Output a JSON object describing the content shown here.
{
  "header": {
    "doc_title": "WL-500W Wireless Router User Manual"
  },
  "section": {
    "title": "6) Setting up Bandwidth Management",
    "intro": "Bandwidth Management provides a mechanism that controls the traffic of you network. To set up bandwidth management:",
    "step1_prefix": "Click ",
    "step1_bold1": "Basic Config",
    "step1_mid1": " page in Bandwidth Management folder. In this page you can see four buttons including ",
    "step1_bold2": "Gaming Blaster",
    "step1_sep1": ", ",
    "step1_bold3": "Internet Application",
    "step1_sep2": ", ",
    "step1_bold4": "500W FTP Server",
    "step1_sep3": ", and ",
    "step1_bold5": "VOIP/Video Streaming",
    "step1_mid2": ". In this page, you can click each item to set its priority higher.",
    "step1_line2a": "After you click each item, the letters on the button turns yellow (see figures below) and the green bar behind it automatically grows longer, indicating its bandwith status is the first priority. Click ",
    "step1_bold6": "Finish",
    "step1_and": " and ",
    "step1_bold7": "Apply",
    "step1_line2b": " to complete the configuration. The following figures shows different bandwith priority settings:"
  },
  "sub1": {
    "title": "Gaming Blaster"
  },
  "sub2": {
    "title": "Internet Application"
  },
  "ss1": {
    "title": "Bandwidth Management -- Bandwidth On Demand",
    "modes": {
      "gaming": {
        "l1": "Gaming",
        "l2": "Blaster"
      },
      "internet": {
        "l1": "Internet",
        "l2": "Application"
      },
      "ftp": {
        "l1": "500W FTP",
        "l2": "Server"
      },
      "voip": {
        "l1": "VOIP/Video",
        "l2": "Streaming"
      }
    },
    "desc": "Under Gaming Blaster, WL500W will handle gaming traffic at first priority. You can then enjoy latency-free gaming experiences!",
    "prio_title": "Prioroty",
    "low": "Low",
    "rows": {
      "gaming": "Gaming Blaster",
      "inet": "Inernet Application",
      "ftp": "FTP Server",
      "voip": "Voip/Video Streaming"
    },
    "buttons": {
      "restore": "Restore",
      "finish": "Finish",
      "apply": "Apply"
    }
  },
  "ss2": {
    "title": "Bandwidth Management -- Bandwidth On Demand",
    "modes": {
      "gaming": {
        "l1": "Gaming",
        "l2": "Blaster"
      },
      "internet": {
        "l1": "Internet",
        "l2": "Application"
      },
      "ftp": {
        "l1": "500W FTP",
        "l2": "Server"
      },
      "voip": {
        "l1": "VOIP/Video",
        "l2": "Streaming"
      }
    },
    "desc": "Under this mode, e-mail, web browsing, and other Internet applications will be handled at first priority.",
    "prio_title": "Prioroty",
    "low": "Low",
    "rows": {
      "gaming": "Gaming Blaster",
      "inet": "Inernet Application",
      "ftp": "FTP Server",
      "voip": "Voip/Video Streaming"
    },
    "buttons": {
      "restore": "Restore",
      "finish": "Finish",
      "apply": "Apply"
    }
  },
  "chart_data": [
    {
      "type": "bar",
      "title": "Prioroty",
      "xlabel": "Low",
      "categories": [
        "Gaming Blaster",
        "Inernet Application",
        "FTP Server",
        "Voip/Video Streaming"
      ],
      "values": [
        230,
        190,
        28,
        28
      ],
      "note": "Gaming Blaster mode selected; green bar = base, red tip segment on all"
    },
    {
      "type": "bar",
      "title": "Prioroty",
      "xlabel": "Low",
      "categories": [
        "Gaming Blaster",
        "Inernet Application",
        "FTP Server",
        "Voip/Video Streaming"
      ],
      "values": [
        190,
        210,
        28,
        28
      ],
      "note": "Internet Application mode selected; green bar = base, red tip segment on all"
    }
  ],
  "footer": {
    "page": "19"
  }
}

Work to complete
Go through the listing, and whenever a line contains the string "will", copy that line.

Exercise output
    "desc": "Under Gaming Blaster, WL500W will handle gaming traffic at first priority. You can then enjoy latency-free gaming experiences!",
    "desc": "Under this mode, e-mail, web browsing, and other Internet applications will be handled at first priority.",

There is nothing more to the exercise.